• Exercise details: Take the data that follows and return it exactly.

• Records:

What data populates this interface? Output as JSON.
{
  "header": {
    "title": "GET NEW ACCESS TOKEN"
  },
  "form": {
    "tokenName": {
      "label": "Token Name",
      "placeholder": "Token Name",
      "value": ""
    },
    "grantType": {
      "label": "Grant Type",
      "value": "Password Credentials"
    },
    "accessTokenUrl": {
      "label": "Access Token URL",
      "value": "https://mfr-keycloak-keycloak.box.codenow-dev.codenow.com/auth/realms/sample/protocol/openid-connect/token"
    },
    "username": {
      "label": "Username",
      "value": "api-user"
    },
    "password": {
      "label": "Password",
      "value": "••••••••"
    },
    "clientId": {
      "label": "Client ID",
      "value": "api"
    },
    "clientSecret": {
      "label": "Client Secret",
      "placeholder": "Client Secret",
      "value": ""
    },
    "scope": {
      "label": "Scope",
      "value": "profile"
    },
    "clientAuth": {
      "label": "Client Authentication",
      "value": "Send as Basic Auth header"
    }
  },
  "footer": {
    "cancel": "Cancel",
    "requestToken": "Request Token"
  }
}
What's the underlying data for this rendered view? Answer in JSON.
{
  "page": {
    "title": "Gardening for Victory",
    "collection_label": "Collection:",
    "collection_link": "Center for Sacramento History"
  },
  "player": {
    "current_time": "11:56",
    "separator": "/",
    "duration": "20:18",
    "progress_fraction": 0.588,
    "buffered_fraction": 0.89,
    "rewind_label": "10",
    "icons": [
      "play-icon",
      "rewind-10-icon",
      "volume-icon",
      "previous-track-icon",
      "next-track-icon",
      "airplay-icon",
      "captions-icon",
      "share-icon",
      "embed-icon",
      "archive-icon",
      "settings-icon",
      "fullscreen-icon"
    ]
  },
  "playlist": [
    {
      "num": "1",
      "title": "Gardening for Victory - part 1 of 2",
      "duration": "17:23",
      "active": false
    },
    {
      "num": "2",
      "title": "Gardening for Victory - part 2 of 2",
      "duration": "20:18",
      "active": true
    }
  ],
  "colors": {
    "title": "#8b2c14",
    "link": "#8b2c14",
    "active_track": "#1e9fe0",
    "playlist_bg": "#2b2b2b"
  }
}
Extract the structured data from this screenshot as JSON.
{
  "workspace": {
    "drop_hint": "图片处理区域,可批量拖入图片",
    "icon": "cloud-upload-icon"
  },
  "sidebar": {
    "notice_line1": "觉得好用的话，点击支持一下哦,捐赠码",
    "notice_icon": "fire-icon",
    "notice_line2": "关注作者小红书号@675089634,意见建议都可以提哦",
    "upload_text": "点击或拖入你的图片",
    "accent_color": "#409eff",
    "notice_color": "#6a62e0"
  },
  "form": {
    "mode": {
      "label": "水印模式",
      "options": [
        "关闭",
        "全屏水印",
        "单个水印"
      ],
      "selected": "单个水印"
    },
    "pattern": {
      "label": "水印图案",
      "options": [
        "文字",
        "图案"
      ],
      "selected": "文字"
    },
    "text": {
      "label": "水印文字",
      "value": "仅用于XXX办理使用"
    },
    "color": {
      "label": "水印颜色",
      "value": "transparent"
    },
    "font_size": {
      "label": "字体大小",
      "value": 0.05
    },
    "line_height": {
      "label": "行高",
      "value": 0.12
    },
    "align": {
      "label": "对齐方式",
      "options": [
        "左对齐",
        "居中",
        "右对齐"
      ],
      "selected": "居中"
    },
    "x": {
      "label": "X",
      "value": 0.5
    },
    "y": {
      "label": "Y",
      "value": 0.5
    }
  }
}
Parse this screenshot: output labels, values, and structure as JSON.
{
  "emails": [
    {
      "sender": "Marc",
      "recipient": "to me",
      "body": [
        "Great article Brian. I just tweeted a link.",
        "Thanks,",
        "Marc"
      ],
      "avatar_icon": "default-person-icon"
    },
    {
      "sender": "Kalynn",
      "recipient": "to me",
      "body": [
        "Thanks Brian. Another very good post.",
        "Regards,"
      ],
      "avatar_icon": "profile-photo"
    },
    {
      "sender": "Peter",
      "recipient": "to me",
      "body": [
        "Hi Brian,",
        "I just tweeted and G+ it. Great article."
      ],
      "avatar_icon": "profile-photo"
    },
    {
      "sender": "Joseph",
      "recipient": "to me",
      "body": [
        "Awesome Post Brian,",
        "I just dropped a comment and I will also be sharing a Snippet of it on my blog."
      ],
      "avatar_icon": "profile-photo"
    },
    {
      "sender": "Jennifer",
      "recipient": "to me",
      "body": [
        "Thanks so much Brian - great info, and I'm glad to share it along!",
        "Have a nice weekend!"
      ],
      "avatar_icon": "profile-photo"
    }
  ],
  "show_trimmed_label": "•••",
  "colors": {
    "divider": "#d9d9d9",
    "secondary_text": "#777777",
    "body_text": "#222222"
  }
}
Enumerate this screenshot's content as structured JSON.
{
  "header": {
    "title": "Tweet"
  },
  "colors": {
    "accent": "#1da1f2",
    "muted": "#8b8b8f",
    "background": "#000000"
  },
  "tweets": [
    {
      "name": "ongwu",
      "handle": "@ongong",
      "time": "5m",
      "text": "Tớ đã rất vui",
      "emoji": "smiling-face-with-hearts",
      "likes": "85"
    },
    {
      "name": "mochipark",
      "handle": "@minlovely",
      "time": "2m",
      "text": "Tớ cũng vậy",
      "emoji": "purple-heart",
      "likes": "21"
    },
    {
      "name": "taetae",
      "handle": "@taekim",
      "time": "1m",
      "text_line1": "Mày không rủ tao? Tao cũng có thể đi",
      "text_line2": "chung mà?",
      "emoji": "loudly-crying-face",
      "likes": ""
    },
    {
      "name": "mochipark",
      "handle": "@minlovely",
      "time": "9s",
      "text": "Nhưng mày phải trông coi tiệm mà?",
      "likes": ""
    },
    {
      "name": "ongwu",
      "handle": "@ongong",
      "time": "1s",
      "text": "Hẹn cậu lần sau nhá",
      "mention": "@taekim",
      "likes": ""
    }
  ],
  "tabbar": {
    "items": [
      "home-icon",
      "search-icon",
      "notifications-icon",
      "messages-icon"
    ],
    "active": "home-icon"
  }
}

• Answer:
What data populates this interface? Output as JSON.
{
  "header": {
    "title": "GET NEW ACCESS TOKEN"
  },
  "form": {
    "tokenName": {
      "label": "Token Name",
      "placeholder": "Token Name",
      "value": ""
    },
    "grantType": {
      "label": "Grant Type",
      "value": "Password Credentials"
    },
    "accessTokenUrl": {
      "label": "Access Token URL",
      "value": "https://mfr-keycloak-keycloak.box.codenow-dev.codenow.com/auth/realms/sample/protocol/openid-connect/token"
    },
    "username": {
      "label": "Username",
      "value": "api-user"
    },
    "password": {
      "label": "Password",
      "value": "••••••••"
    },
    "clientId": {
      "label": "Client ID",
      "value": "api"
    },
    "clientSecret": {
      "label": "Client Secret",
      "placeholder": "Client Secret",
      "value": ""
    },
    "scope": {
      "label": "Scope",
      "value": "profile"
    },
    "clientAuth": {
      "label": "Client Authentication",
      "value": "Send as Basic Auth header"
    }
  },
  "footer": {
    "cancel": "Cancel",
    "requestToken": "Request Token"
  }
}
What's the underlying data for this rendered view? Answer in JSON.
{
  "page": {
    "title": "Gardening for Victory",
    "collection_label": "Collection:",
    "collection_link": "Center for Sacramento History"
  },
  "player": {
    "current_time": "11:56",
    "separator": "/",
    "duration": "20:18",
    "progress_fraction": 0.588,
    "buffered_fraction": 0.89,
    "rewind_label": "10",
    "icons": [
      "play-icon",
      "rewind-10-icon",
      "volume-icon",
      "previous-track-icon",
      "next-track-icon",
      "airplay-icon",
      "captions-icon",
      "share-icon",
      "embed-icon",
      "archive-icon",
      "settings-icon",
      "fullscreen-icon"
    ]
  },
  "playlist": [
    {
      "num": "1",
      "title": "Gardening for Victory - part 1 of 2",
      "duration": "17:23",
      "active": false
    },
    {
      "num": "2",
      "title": "Gardening for Victory - part 2 of 2",
      "duration": "20:18",
      "active": true
    }
  ],
  "colors": {
    "title": "#8b2c14",
    "link": "#8b2c14",
    "active_track": "#1e9fe0",
    "playlist_bg": "#2b2b2b"
  }
}
Extract the structured data from this screenshot as JSON.
{
  "workspace": {
    "drop_hint": "图片处理区域,可批量拖入图片",
    "icon": "cloud-upload-icon"
  },
  "sidebar": {
    "notice_line1": "觉得好用的话，点击支持一下哦,捐赠码",
    "notice_icon": "fire-icon",
    "notice_line2": "关注作者小红书号@675089634,意见建议都可以提哦",
    "upload_text": "点击或拖入你的图片",
    "accent_color": "#409eff",
    "notice_color": "#6a62e0"
  },
  "form": {
    "mode": {
      "label": "水印模式",
      "options": [
        "关闭",
        "全屏水印",
        "单个水印"
      ],
      "selected": "单个水印"
    },
    "pattern": {
      "label": "水印图案",
      "options": [
        "文字",
        "图案"
      ],
      "selected": "文字"
    },
    "text": {
      "label": "水印文字",
      "value": "仅用于XXX办理使用"
    },
    "color": {
      "label": "水印颜色",
      "value": "transparent"
    },
    "font_size": {
      "label": "字体大小",
      "value": 0.05
    },
    "line_height": {
      "label": "行高",
      "value": 0.12
    },
    "align": {
      "label": "对齐方式",
      "options": [
        "左对齐",
        "居中",
        "右对齐"
      ],
      "selected": "居中"
    },
    "x": {
      "label": "X",
      "value": 0.5
    },
    "y": {
      "label": "Y",
      "value": 0.5
    }
  }
}
Parse this screenshot: output labels, values, and structure as JSON.
{
  "emails": [
    {
      "sender": "Marc",
      "recipient": "to me",
      "body": [
        "Great article Brian. I just tweeted a link.",
        "Thanks,",
        "Marc"
      ],
      "avatar_icon": "default-person-icon"
    },
    {
      "sender": "Kalynn",
      "recipient": "to me",
      "body": [
        "Thanks Brian. Another very good post.",
        "Regards,"
      ],
      "avatar_icon": "profile-photo"
    },
    {
      "sender": "Peter",
      "recipient": "to me",
      "body": [
        "Hi Brian,",
        "I just tweeted and G+ it. Great article."
      ],
      "avatar_icon": "profile-photo"
    },
    {
      "sender": "Joseph",
      "recipient": "to me",
      "body": [
        "Awesome Post Brian,",
        "I just dropped a comment and I will also be sharing a Snippet of it on my blog."
      ],
      "avatar_icon": "profile-photo"
    },
    {
      "sender": "Jennifer",
      "recipient": "to me",
      "body": [
        "Thanks so much Brian - great info, and I'm glad to share it along!",
        "Have a nice weekend!"
      ],
      "avatar_icon": "profile-photo"
    }
  ],
  "show_trimmed_label": "•••",
  "colors": {
    "divider": "#d9d9d9",
    "secondary_text": "#777777",
    "body_text": "#222222"
  }
}
Enumerate this screenshot's content as structured JSON.
{
  "header": {
    "title": "Tweet"
  },
  "colors": {
    "accent": "#1da1f2",
    "muted": "#8b8b8f",
    "background": "#000000"
  },
  "tweets": [
    {
      "name": "ongwu",
      "handle": "@ongong",
      "time": "5m",
      "text": "Tớ đã rất vui",
      "emoji": "smiling-face-with-hearts",
      "likes": "85"
    },
    {
      "name": "mochipark",
      "handle": "@minlovely",
      "time": "2m",
      "text": "Tớ cũng vậy",
      "emoji": "purple-heart",
      "likes": "21"
    },
    {
      "name": "taetae",
      "handle": "@taekim",
      "time": "1m",
      "text_line1": "Mày không rủ tao? Tao cũng có thể đi",
      "text_line2": "chung mà?",
      "emoji": "loudly-crying-face",
      "likes": ""
    },
    {
      "name": "mochipark",
      "handle": "@minlovely",
      "time": "9s",
      "text": "Nhưng mày phải trông coi tiệm mà?",
      "likes": ""
    },
    {
      "name": "ongwu",
      "handle": "@ongong",
      "time": "1s",
      "text": "Hẹn cậu lần sau nhá",
      "mention": "@taekim",
      "likes": ""
    }
  ],
  "tabbar": {
    "items": [
      "home-icon",
      "search-icon",
      "notifications-icon",
      "messages-icon"
    ],
    "active": "home-icon"
  }
}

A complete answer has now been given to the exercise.